ACTIVITY: Within the entries below, find each line containing the word "dòng" and copy it.

(Page and application data records)
Start of Block

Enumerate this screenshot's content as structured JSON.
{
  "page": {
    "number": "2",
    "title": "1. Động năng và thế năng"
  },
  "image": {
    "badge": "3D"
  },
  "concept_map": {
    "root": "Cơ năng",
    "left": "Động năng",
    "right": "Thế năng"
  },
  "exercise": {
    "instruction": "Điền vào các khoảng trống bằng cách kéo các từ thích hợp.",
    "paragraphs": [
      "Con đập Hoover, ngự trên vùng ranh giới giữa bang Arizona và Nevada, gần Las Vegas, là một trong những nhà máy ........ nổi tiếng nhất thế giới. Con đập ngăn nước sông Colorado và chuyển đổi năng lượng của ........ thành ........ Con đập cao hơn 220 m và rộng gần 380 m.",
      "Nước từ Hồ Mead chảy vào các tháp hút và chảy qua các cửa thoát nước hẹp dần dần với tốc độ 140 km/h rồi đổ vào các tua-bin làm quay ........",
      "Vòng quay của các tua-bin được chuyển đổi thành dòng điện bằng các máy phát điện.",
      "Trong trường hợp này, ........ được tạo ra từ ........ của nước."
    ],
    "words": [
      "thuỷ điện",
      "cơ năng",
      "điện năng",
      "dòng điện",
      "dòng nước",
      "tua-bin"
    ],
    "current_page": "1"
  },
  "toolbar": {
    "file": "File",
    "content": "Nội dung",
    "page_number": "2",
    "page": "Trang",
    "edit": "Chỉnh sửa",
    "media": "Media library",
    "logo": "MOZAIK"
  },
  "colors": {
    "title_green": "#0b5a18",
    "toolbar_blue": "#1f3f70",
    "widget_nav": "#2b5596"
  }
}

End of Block

SOLVED EXERCISE:
      "Vòng quay của các tua-bin được chuyển đổi thành dòng điện bằng các máy phát điện.",
      "dòng điện",
      "dòng nước",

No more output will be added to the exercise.